Big plans for Darke Hall renovations

By Dale Johnson Posted: July 27, 2016 6:00 a.m.

Donald Luxton calls working on Darke Hall “a career highlight” for him.
Donald Luxton calls working on Darke Hall “a career highlight” for him. Photo: U of R Photography

There are no summer holidays at Darke Hall this year, where restoration work on the 88-year-old building is in full swing. The project is being led by Donald Luxton & Associates Inc., a Vancouver-based firm that specializes in cultural and heritage buildings.  

“This is a career highlight to work on these buildings. It pulls in many aspects of my interests, including heritage conservation. I also have roots in working with cultural facilities and performing arts facilities, so this is a perfect blend of those interests,” says Luxton.

“It’s an amazing set of buildings. There’s such a rich history in these buildings. To conceive a performance and cultural facility like this at the time, to have built it and to have kept it this long is astonishing. It’s no surprise to me that the community is so interested and engaged in this site,” he says.

The current restoration work is made possible thanks to $4 million in donations received for the College Avenue Campus Renewal Project.

The renovations are being done in stages, and the first order of business is restoring the outside, including replacing the roof and fixing the main entrance. Luxton says the exterior renovations will mean it will be quieter inside.

“There’s a lot of noise leakage in the building right now because the windows rattle and the doors don’t have much weather stripping. So noise leaks in, and one of the first things you want to do in terms of acoustic improvements is to isolate the interior from the outside.”
 
Later on, there will be improvements inside – including such things as accessibility, acoustics, lighting, seating, sound systems and washrooms.

A challenge of heritage restorations is making sure the buildings are up to current safety codes while maintaining their historical attributes.

“We think we can pretty much preserve what’s here.
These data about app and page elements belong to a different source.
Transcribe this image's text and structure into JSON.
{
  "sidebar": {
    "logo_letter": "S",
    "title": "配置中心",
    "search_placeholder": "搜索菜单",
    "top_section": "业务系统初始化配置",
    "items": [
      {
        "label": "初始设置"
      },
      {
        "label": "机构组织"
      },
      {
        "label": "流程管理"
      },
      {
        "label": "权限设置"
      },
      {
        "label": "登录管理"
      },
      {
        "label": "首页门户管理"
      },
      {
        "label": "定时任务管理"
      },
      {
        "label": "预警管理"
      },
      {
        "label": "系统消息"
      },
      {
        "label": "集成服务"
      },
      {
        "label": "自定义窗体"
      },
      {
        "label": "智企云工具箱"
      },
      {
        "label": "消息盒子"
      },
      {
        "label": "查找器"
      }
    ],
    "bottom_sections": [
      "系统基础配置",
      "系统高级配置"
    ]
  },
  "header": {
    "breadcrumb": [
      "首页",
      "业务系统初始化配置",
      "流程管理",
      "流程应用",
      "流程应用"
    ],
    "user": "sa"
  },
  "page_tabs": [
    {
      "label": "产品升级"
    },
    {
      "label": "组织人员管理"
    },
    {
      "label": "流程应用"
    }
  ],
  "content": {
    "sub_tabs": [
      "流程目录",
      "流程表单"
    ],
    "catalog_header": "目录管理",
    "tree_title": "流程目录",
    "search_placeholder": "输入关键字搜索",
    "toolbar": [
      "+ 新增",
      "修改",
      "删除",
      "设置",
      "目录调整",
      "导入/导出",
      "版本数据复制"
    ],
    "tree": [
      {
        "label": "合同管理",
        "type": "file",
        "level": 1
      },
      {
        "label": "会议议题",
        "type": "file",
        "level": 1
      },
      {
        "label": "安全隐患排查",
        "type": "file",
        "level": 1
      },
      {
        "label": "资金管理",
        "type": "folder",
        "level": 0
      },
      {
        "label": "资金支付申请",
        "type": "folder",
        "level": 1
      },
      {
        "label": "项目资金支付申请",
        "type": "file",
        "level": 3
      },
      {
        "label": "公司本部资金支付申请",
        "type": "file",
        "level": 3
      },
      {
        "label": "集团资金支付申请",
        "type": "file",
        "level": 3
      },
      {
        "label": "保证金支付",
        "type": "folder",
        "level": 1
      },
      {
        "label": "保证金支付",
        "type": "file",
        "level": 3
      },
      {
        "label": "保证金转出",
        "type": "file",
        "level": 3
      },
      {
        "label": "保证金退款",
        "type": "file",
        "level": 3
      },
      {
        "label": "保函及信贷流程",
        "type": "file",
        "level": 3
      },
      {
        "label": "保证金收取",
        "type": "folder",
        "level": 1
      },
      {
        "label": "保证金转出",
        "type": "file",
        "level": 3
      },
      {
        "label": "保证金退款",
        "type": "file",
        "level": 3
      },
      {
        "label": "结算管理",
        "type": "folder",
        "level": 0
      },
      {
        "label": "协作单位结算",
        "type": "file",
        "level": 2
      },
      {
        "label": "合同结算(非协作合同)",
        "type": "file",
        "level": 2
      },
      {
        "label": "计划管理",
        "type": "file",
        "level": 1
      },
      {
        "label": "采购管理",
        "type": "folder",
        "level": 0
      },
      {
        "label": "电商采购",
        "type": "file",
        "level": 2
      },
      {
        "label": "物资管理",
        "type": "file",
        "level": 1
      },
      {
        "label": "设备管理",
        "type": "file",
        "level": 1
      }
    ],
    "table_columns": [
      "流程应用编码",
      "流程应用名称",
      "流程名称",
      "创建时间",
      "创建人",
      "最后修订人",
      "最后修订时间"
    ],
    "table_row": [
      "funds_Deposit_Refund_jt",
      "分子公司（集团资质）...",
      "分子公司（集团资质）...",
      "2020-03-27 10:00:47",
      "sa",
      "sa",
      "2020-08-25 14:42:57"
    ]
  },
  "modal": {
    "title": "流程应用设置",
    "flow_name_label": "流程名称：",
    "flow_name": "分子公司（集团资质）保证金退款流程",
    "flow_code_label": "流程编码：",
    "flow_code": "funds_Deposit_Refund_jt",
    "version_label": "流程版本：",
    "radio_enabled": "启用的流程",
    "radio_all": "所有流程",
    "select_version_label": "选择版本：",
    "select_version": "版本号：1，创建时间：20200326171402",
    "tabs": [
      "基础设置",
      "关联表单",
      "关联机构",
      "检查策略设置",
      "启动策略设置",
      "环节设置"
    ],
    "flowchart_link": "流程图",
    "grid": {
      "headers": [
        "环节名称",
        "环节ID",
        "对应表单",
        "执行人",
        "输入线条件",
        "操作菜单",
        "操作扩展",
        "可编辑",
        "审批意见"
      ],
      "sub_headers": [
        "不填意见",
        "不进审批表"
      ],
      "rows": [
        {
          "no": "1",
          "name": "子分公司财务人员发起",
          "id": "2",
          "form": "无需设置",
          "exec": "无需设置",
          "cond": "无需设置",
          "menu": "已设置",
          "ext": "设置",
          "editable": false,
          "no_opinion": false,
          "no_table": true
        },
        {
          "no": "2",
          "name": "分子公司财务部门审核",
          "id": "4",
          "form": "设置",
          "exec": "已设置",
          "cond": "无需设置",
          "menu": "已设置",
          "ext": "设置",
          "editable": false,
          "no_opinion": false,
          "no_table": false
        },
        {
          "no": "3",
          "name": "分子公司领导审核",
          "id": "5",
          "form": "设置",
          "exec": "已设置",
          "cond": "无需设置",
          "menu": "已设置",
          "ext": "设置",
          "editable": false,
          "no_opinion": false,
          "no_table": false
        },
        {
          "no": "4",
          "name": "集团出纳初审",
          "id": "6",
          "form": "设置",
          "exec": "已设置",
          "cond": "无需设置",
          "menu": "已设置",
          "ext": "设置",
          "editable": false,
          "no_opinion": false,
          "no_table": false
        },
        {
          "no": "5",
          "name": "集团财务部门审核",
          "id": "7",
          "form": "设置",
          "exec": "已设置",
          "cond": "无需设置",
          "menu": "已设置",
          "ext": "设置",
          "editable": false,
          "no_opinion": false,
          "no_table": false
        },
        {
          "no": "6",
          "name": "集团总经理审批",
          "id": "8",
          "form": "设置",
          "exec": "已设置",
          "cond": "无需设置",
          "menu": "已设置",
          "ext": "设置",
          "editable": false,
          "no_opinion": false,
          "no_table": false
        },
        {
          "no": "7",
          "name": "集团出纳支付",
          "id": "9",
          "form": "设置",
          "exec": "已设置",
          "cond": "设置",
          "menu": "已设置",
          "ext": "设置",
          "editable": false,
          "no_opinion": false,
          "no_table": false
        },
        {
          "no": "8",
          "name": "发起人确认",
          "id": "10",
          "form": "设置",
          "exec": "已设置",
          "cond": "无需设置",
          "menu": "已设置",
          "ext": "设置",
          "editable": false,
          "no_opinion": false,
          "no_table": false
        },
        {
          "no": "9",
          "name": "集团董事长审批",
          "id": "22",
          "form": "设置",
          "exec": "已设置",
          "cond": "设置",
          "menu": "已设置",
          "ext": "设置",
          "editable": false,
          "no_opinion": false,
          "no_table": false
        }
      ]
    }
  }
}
We don’t think when the rehabilitation is done that when you walk in it will look much different – but it will be better. There are many things that you will not see that will improve. The wiring, the mechanicals and the lighting will be improved, but in ways that are not that obvious.”

Luxton is glad the University of Regina is restoring and updating the College Avenue Campus, because he calls these buildings the “heart and soul” of the U of R.

“This is where it started – the old Regina College complex that was part of a much bigger plan for Wascana Park. It’s a very important part of the history of Regina. Today it’s really part of the University’s connection into the city, because this is where the University intersects with downtown. ”

And for Luxton, it’s a treat to be restoring Darke Hall.

“It’s been so much part of the community for so long, it’s great to bring it back to the community and make this a really useful, vibrant and dynamic facility again.”

Related stories:

University announces proposed new partnership to renew College Avenue Campus

A bright past and even brighter future for Darke Hall

Generosity of community allows University to begin Darke Hall upgrades